> **Exercise aim**
An exact reproduction of the records is required. Images must be left out.

___ Data for processing ___

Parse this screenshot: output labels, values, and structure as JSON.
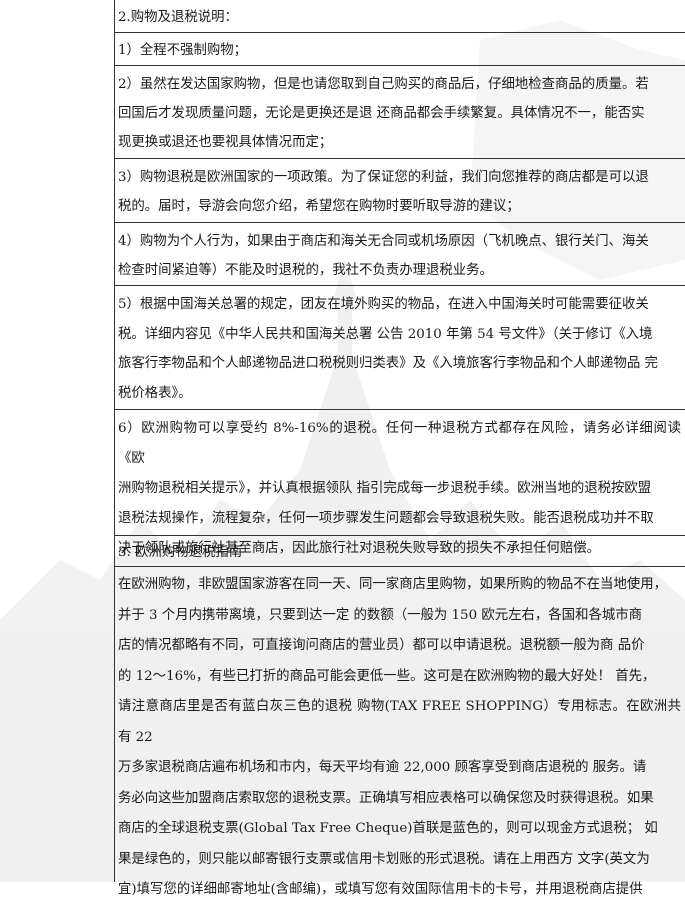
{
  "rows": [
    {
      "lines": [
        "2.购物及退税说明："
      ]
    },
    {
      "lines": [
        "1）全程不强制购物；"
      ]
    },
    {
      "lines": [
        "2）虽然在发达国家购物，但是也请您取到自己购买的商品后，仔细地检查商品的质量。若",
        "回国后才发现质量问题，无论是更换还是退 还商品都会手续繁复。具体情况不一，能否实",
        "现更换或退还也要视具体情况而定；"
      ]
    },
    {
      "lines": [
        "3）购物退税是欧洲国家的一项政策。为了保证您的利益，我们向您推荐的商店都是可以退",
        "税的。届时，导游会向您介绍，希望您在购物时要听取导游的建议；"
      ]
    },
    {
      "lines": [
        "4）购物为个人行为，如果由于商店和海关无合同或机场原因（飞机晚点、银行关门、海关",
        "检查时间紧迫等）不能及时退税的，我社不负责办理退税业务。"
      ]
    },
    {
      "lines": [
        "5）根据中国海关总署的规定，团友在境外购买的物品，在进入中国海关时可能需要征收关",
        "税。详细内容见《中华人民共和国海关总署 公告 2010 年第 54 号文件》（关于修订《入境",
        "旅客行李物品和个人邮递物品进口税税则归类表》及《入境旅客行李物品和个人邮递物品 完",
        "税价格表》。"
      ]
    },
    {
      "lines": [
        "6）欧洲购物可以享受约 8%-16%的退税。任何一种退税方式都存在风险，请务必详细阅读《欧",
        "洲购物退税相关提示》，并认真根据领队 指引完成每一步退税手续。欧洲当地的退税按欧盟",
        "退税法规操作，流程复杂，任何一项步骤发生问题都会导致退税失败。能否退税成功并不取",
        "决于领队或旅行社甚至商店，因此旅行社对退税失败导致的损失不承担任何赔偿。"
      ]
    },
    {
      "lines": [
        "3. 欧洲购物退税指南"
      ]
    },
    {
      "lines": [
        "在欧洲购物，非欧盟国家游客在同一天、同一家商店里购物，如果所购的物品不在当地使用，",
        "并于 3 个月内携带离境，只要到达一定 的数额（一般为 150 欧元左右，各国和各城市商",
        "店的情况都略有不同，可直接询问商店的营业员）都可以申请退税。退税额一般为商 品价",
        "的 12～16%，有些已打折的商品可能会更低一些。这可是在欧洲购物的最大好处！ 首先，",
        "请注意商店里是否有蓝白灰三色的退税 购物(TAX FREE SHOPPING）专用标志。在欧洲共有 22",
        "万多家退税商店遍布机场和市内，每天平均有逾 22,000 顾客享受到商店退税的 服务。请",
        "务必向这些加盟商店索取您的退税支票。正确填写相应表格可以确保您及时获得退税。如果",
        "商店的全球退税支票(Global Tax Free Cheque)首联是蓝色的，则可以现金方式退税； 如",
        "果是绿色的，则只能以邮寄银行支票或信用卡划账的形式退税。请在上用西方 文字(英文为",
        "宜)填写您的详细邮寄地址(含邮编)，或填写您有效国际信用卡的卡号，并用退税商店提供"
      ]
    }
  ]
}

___

> **Written response**
Parse this screenshot: output labels, values, and structure as JSON.
{
  "rows": [
    {
      "lines": [
        "2.购物及退税说明："
      ]
    },
    {
      "lines": [
        "1）全程不强制购物；"
      ]
    },
    {
      "lines": [
        "2）虽然在发达国家购物，但是也请您取到自己购买的商品后，仔细地检查商品的质量。若",
        "回国后才发现质量问题，无论是更换还是退 还商品都会手续繁复。具体情况不一，能否实",
        "现更换或退还也要视具体情况而定；"
      ]
    },
    {
      "lines": [
        "3）购物退税是欧洲国家的一项政策。为了保证您的利益，我们向您推荐的商店都是可以退",
        "税的。届时，导游会向您介绍，希望您在购物时要听取导游的建议；"
      ]
    },
    {
      "lines": [
        "4）购物为个人行为，如果由于商店和海关无合同或机场原因（飞机晚点、银行关门、海关",
        "检查时间紧迫等）不能及时退税的，我社不负责办理退税业务。"
      ]
    },
    {
      "lines": [
        "5）根据中国海关总署的规定，团友在境外购买的物品，在进入中国海关时可能需要征收关",
        "税。详细内容见《中华人民共和国海关总署 公告 2010 年第 54 号文件》（关于修订《入境",
        "旅客行李物品和个人邮递物品进口税税则归类表》及《入境旅客行李物品和个人邮递物品 完",
        "税价格表》。"
      ]
    },
    {
      "lines": [
        "6）欧洲购物可以享受约 8%-16%的退税。任何一种退税方式都存在风险，请务必详细阅读《欧",
        "洲购物退税相关提示》，并认真根据领队 指引完成每一步退税手续。欧洲当地的退税按欧盟",
        "退税法规操作，流程复杂，任何一项步骤发生问题都会导致退税失败。能否退税成功并不取",
        "决于领队或旅行社甚至商店，因此旅行社对退税失败导致的损失不承担任何赔偿。"
      ]
    },
    {
      "lines": [
        "3. 欧洲购物退税指南"
      ]
    },
    {
      "lines": [
        "在欧洲购物，非欧盟国家游客在同一天、同一家商店里购物，如果所购的物品不在当地使用，",
        "并于 3 个月内携带离境，只要到达一定 的数额（一般为 150 欧元左右，各国和各城市商",
        "店的情况都略有不同，可直接询问商店的营业员）都可以申请退税。退税额一般为商 品价",
        "的 12～16%，有些已打折的商品可能会更低一些。这可是在欧洲购物的最大好处！ 首先，",
        "请注意商店里是否有蓝白灰三色的退税 购物(TAX FREE SHOPPING）专用标志。在欧洲共有 22",
        "万多家退税商店遍布机场和市内，每天平均有逾 22,000 顾客享受到商店退税的 服务。请",
        "务必向这些加盟商店索取您的退税支票。正确填写相应表格可以确保您及时获得退税。如果",
        "商店的全球退税支票(Global Tax Free Cheque)首联是蓝色的，则可以现金方式退税； 如",
        "果是绿色的，则只能以邮寄银行支票或信用卡划账的形式退税。请在上用西方 文字(英文为",
        "宜)填写您的详细邮寄地址(含邮编)，或填写您有效国际信用卡的卡号，并用退税商店提供"
      ]
    }
  ]
}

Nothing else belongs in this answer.